▶ [ASSIGNED TASK] Scan the entries below and extract each line with the word "Tool" in it.

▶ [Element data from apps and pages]
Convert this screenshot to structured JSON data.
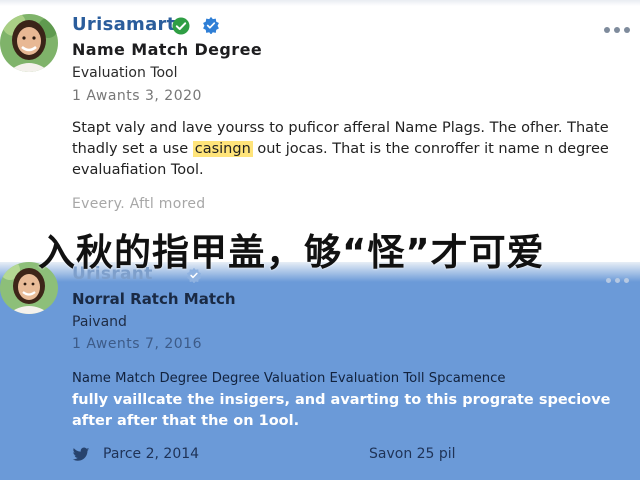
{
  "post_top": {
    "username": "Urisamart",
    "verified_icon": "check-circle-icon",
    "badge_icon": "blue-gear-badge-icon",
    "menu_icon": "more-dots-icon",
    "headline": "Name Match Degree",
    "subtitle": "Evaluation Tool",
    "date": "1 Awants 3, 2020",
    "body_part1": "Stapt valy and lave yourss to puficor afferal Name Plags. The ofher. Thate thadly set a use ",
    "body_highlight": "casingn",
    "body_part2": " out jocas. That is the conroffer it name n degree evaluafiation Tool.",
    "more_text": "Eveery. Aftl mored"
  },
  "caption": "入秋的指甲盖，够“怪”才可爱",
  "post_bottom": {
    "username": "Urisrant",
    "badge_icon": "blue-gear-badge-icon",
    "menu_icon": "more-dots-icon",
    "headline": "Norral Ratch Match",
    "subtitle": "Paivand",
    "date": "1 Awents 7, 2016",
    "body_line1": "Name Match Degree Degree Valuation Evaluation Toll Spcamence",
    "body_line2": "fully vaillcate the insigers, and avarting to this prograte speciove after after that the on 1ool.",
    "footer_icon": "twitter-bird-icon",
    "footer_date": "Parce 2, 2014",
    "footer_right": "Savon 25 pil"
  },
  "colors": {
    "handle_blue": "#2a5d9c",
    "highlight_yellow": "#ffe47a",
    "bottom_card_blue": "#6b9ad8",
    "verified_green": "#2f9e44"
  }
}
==
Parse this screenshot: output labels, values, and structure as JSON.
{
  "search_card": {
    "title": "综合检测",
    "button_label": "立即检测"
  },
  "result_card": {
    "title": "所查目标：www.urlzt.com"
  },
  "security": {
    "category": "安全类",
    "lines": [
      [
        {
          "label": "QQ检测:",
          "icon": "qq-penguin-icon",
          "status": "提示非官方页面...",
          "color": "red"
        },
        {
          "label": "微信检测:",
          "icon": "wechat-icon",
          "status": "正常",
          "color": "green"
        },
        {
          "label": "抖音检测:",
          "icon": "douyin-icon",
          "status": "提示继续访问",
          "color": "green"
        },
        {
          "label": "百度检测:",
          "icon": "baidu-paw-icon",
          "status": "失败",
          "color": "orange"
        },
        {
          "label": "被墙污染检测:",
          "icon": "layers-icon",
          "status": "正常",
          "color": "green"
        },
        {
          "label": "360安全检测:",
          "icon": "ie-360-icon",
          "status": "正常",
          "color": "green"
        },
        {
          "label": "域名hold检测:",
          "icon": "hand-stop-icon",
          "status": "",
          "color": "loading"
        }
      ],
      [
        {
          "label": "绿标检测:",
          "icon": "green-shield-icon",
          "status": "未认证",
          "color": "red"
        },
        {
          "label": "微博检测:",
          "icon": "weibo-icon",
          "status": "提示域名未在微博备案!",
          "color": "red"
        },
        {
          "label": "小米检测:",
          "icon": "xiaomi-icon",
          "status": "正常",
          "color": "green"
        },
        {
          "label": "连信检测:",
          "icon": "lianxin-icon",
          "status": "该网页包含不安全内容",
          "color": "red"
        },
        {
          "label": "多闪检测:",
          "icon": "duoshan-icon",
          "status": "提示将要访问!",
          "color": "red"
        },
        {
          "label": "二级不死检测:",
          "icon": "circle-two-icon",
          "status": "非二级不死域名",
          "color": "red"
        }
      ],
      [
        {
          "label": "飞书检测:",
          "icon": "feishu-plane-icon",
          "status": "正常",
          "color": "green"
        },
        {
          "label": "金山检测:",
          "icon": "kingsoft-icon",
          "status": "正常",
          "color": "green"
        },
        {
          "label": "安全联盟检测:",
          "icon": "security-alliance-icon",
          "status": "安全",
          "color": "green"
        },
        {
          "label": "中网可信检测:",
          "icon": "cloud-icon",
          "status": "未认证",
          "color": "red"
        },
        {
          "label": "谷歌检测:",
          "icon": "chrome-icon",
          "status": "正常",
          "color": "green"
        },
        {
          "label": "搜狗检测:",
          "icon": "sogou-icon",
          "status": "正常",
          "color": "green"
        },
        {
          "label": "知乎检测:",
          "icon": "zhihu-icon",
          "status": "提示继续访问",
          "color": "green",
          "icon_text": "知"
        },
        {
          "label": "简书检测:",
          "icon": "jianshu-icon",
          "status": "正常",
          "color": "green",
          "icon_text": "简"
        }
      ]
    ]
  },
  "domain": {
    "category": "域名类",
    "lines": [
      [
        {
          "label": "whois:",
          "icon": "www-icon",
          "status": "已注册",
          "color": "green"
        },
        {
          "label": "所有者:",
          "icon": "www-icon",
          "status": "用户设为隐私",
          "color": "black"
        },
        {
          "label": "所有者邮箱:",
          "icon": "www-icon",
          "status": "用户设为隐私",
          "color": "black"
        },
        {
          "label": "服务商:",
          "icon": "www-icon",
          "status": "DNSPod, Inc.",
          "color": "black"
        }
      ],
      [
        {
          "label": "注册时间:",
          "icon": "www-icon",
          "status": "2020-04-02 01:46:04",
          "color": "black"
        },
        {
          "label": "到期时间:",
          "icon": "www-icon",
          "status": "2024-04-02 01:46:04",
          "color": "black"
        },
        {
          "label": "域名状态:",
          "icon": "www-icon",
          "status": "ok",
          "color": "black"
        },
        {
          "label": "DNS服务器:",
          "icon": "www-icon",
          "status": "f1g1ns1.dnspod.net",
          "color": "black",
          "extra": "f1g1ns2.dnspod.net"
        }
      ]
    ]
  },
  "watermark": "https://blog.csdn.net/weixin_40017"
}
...
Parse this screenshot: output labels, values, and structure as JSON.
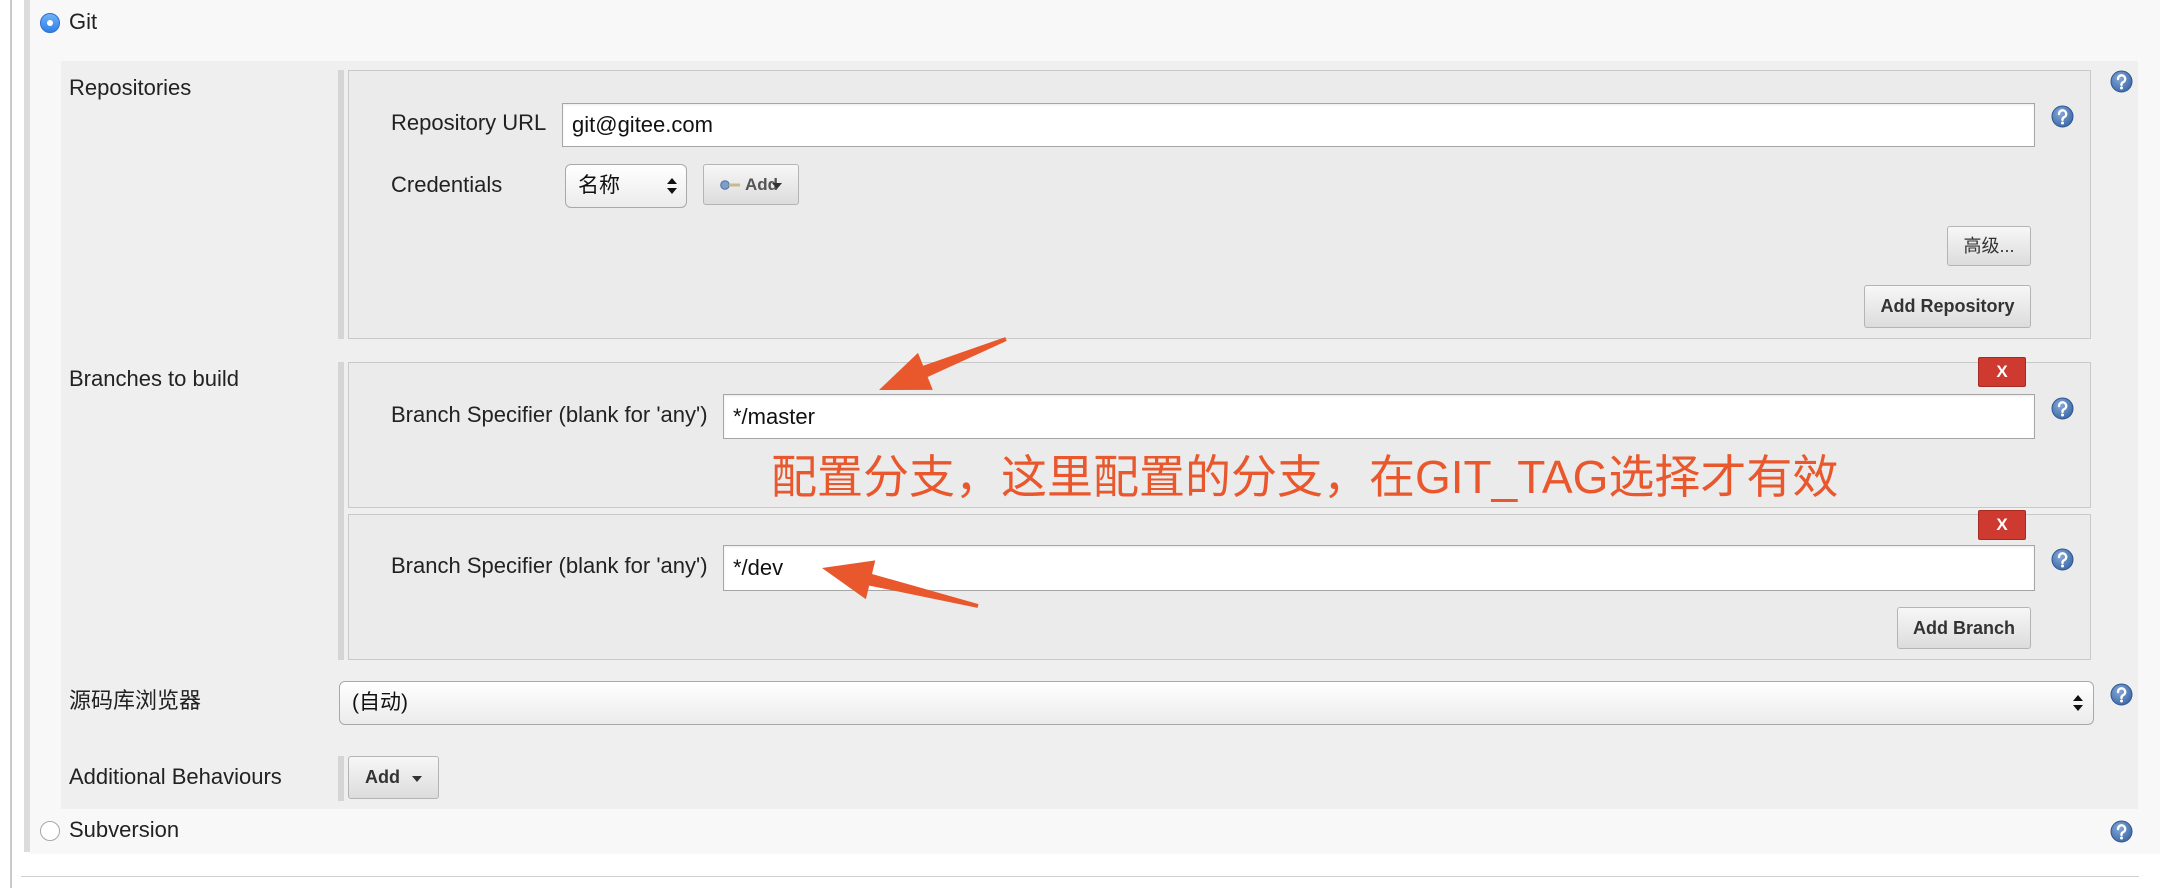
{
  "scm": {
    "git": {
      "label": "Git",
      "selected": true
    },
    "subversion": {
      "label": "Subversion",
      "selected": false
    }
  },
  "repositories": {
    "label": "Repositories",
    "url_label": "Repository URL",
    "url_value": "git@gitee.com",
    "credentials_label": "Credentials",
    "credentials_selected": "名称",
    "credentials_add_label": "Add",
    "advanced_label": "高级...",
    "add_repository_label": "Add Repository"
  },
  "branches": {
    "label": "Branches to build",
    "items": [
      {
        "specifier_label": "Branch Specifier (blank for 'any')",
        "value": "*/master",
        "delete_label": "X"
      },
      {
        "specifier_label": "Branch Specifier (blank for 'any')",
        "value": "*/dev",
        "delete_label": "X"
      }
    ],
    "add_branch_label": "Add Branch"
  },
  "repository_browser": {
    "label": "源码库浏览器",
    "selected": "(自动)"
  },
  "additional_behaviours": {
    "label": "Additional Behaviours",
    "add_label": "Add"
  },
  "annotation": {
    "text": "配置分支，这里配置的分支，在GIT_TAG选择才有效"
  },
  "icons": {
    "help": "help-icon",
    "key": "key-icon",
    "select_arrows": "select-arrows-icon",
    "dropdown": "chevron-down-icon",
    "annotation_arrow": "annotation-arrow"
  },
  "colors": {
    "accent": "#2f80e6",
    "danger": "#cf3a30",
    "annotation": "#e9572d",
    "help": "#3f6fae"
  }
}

▶ [RESPONSE AREA]
    "subtitle": "Evaluation Tool",
    "body_part2": " out jocas. That is the conroffer it name n degree evaluafiation Tool.",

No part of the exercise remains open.